SYLVANIA, OHIO — Sylvania, Ohio.-- There were men on the frontier, we have been told, who had an amazing tracking ability. We all recall at least one Western movie scene where the posse or cavalry troop stood by in focused silence as the scout examined the evidence.
A twig bent just so; a clump of grass pushed a certain way: indicators of how long prior the pursued had passed by. The stride shortening now; they've slowed, weary, perhaps. And see this; a deeper set of hoofprints. Someone could be riding double. A lame horse?
What might they do? Dash for the border? Or circle back for an ambush? Decision time. Lie back and we might lose them; plunge ahead recklessly and we might get a deadly surprise. Your call, Sheriff.
The most profound insights are often available from the simplest information. Yet without discernment, the posse is no more than a mob on a fool's chase, bound for failure or destruction.
I saw a sign along the trail the other day and it made me wonder what we're chasing.
It was a filler piece on baseball, adding bulk to the Sunday sports section. Whitey Herzog was recounting some of the problems he encountered last season, a disappointing one for the St. Louis Cardinals. It was about halfway through the summer, he said, when things kind of got out of control.
Seems that a number of players were due to become free agents at the end of the current season. Knowing that they would therefore be negotiating contracts based on the current season's numbers, Whitey found himself unwilling or feeling unable to call upon the players to execute certain plays that might depress their personal statistics.
Little things, you know, like hitting behind the runner; things that might lower one's batting average even if it produced the winning run. The problem was, Whitey said, that that kind of thing could cost a guy millions in future contracts.
Say it ain't so, Whitney. Though I've never been to the park in St. Louis, I worry that our hometown guys might be thinking the same way. Please tell me that the white shirts are really trying to win today's game. Tell me that the hundred bucks I invested last summer to take my two nephews and the neighbor kid to that one game was money well spent.
And tell me, please, that I don't have to go back to my son and daughter and all the other kids I've coached over the years and tell them I taught them to be suckers.
''The team always comes first.'' I have drilled it into them.
Year after year, I would explain the rationale. ''Sometimes you are positive you can take the guy downtown, but the best strategy is to lay one down. Get your mate into scoring position. Sure, maybe the next guy up gets the RBI that wins it. But you were the guy that made it happen.
''And yeh, afterward, everybody is jumping all over the guy who scored the winner, but you're the guy who got him to third with only one out; gave up a chance to be the hero for a better chance the team would mark up a W. So it cost you a couple points on your average, but what's that against the good feeling you and your buddies have?''
You know, I think there was another sign along the trail last summer. Couple of the guys didn't come back for our PeeWee season. Seems there was a dude hanging around their neighborhood, driving a fancy car, wearing sharp clothes. Seemed to have a lot of time for the kids. Knew lots of jokes and interesting stories.

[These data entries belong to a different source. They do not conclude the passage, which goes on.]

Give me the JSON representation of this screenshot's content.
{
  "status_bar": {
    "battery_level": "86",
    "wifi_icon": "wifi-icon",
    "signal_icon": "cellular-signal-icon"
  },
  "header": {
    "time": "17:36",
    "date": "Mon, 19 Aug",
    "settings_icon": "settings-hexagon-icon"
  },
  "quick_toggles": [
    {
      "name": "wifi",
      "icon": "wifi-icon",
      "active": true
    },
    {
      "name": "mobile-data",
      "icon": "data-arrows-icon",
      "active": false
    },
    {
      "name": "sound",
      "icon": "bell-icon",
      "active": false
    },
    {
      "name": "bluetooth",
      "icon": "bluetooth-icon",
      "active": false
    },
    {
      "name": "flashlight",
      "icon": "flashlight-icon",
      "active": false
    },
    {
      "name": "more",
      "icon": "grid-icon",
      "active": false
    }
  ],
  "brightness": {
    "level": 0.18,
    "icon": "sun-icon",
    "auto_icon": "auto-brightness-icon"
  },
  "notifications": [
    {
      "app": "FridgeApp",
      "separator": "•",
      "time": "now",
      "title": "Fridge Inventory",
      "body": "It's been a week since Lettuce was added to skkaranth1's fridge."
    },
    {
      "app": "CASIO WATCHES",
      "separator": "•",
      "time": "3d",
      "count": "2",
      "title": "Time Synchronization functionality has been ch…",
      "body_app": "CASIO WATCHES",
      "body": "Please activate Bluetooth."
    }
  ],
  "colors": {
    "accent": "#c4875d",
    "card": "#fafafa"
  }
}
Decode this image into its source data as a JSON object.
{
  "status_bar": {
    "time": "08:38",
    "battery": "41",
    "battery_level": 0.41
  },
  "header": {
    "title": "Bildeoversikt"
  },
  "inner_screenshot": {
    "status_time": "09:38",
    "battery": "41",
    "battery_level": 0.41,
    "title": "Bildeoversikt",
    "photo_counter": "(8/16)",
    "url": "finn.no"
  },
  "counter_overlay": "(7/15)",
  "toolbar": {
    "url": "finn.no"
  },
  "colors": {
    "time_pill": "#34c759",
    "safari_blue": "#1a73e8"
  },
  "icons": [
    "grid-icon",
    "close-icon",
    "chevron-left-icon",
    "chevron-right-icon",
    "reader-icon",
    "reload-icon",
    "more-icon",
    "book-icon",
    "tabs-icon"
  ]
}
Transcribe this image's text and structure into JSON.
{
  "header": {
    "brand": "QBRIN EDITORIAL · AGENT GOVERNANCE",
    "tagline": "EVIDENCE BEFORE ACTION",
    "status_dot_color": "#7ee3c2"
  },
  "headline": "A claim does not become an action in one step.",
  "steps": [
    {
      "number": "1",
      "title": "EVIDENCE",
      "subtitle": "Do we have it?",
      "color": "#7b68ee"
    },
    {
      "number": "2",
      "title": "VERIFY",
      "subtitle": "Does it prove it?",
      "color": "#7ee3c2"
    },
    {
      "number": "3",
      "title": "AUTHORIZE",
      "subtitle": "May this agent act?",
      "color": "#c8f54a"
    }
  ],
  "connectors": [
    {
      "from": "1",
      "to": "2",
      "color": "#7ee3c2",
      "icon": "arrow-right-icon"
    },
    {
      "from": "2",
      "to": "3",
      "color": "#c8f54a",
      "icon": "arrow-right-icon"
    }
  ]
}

When I read Whitey's comments, several things flashed through my head all at the same time. I thought about baseball and our nation's drug problems and people who beat up on children and the NCAA basketball tournament and the S&L mess.
Then I suddenly recalled a billboard I had seen a while back. Big bold type declared: ''Just say No.'' I thought about my own kids and all the kids I have coached and realized I had a kind of a sick, empty feeling in my stomach.
It occurs to me that today's young trackers are finding some pretty complex signs along the trail. I'm hoping there's someone in the posse who will help sort them out.
Gary Burk is a free lance.